# Average

*with weight , , , of a set of real numbers *

A variable

where is a continuous strictly-monotone function on . When , one obtains

and, in particular, when , , will be the arithmetic average of the numbers , while when , it will be the harmonic average. The concepts of the geometric average and the weighted geometric average

are introduced separately.

One of the basic results of the theory of averages is the inequality , except when all are equal to each other. Other results are:

1) ;

2) if and only if , , ;

3) if and only if is a convex function; in particular if .

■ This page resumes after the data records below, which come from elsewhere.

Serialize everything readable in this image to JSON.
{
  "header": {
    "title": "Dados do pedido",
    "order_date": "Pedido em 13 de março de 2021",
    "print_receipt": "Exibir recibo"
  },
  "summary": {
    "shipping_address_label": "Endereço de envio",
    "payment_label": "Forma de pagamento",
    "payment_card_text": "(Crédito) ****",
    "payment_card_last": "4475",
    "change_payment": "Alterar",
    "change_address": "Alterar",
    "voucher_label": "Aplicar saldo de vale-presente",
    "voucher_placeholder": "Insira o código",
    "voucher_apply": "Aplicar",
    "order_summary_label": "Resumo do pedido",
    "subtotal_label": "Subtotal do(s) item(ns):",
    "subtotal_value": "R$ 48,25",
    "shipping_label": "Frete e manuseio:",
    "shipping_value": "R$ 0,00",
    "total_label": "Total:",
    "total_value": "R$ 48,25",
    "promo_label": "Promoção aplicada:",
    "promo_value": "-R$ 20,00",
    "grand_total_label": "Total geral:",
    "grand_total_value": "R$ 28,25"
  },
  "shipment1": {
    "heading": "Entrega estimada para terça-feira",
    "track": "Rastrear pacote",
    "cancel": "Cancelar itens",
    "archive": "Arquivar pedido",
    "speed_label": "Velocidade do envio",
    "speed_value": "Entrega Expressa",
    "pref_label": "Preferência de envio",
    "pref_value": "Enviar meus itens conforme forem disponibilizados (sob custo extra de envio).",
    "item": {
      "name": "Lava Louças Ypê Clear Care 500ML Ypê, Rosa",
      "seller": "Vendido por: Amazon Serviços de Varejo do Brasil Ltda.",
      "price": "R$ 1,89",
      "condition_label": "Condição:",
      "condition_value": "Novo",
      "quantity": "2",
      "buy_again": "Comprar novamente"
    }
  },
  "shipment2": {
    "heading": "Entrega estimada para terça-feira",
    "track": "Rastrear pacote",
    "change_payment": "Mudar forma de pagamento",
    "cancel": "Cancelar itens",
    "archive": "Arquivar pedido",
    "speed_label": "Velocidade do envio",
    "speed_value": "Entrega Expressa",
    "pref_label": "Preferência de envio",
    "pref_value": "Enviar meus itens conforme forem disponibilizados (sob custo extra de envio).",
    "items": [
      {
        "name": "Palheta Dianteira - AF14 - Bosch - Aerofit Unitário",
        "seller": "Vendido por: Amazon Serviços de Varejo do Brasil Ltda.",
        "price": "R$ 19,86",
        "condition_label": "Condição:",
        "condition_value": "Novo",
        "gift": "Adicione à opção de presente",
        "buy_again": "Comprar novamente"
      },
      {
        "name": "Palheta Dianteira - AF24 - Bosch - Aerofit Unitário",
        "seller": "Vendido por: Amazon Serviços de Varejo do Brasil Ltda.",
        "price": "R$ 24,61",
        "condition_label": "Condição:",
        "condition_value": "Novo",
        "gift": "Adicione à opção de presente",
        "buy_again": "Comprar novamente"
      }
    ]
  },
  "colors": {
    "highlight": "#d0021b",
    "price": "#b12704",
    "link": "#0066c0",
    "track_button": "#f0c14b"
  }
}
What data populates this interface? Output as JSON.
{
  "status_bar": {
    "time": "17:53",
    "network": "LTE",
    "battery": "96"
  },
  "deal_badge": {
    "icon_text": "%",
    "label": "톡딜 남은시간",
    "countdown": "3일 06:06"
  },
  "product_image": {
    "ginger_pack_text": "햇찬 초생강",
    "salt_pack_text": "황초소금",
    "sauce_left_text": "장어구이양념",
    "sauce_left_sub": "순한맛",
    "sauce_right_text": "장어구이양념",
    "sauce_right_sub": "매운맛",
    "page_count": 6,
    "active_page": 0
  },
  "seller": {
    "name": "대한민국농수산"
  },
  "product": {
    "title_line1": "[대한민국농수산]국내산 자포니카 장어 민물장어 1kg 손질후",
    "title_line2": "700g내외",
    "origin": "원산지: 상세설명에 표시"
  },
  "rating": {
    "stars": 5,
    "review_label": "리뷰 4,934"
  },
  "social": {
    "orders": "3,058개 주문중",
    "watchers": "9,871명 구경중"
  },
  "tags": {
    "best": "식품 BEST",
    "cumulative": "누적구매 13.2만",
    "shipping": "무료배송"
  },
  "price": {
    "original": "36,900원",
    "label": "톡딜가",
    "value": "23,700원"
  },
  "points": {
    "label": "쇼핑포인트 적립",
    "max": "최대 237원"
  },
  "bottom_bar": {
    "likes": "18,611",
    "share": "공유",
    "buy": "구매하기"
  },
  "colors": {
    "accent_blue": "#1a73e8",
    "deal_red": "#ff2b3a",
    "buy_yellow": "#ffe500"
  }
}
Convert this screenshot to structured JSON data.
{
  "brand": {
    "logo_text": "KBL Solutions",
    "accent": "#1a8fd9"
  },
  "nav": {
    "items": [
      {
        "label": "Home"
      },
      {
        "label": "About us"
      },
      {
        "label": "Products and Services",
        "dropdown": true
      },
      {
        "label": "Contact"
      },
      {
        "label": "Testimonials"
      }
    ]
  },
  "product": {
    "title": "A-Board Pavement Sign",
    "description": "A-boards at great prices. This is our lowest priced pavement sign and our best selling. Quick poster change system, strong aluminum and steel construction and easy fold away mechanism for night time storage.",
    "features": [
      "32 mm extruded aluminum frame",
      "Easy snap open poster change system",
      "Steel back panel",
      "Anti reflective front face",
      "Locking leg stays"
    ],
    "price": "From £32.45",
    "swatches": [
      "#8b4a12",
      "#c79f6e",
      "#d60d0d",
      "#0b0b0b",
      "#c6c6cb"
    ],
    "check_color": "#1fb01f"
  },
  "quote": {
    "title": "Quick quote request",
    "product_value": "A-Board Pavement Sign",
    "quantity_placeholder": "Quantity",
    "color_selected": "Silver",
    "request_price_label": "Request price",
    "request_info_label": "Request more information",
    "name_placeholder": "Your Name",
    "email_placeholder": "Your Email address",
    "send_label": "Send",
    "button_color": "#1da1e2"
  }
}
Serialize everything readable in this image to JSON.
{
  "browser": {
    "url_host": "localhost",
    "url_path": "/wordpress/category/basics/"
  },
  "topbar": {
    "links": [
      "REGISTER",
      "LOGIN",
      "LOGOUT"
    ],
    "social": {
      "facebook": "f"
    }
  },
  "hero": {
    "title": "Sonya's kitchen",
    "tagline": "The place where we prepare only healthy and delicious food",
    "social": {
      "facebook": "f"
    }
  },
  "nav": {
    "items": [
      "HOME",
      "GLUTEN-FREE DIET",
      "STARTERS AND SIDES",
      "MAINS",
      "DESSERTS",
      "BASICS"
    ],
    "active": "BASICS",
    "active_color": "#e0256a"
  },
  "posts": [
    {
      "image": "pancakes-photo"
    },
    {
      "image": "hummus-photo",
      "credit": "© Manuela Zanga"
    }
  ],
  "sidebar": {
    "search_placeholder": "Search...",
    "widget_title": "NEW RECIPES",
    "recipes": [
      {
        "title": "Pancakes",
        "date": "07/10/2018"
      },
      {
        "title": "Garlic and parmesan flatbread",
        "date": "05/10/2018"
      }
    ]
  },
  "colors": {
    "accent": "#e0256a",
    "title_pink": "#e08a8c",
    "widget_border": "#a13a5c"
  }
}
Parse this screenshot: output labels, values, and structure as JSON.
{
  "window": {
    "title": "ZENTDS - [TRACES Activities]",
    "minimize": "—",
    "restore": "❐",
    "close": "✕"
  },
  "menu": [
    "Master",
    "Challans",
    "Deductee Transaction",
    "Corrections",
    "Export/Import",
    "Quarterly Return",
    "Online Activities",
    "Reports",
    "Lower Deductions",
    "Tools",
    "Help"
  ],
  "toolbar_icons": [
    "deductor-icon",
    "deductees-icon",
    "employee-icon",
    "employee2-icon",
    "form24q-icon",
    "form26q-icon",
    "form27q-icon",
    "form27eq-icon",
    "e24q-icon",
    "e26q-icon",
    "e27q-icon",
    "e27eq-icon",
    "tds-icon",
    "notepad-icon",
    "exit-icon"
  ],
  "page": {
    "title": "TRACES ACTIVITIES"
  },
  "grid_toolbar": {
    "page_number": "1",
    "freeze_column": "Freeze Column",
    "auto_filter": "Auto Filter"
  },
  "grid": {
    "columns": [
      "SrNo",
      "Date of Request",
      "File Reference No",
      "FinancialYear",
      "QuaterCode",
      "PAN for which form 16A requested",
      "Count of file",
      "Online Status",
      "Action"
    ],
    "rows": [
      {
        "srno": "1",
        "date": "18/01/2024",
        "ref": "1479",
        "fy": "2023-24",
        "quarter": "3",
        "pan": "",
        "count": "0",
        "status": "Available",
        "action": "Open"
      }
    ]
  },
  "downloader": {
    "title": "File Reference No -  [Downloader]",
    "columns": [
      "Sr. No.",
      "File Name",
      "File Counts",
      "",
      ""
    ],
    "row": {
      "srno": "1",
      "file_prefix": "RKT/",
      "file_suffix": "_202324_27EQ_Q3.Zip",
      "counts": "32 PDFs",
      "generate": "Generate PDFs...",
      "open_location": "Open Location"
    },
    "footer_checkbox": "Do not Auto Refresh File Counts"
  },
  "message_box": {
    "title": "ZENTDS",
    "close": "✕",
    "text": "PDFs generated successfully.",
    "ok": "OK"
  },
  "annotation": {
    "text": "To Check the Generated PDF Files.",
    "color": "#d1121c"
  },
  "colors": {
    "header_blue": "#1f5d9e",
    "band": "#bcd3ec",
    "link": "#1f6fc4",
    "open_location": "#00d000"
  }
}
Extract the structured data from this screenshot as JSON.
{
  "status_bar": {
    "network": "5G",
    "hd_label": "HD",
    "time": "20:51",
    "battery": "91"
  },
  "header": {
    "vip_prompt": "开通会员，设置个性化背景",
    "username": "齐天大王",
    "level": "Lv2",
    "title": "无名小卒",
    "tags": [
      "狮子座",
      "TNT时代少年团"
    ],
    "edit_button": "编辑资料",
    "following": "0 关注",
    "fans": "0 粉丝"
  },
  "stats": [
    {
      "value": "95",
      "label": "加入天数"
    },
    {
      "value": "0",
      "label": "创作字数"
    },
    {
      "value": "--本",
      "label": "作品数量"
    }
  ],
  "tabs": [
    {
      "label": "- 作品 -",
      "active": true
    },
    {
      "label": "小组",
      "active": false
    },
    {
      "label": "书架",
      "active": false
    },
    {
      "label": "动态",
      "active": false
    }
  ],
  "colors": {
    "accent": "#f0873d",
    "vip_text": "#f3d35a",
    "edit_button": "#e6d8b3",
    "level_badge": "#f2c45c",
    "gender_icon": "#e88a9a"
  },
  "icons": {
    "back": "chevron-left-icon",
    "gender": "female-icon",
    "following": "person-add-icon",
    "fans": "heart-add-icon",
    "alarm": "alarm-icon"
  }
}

The concept of an average can be extended to infinite sequences under the assumption that the corresponding series and products converge, and to other functions. The following is such an example:

given the condition that almost everywhere on the corresponding interval and that . Thus,

#### References

[1] | G.H. Hardy, J.E. Littlewood, G. Pólya, "Inequalities" , Cambridge Univ. Press (1934) |

#### Comments

Instead of "average" the term "meanmean" is also quite often used: arithmetic mean, geometric mean, etc.

#### References

[a1] | D.S. Mitrinović, "Analytic inequalities" , Springer (1970) |

[a2] | D.S. Mitrinović, "Elementary inequalities" , Noordhoff (1964) |

**How to Cite This Entry:**

Average.

*Encyclopedia of Mathematics.*URL: http://encyclopediaofmath.org/index.php?title=Average&oldid=12458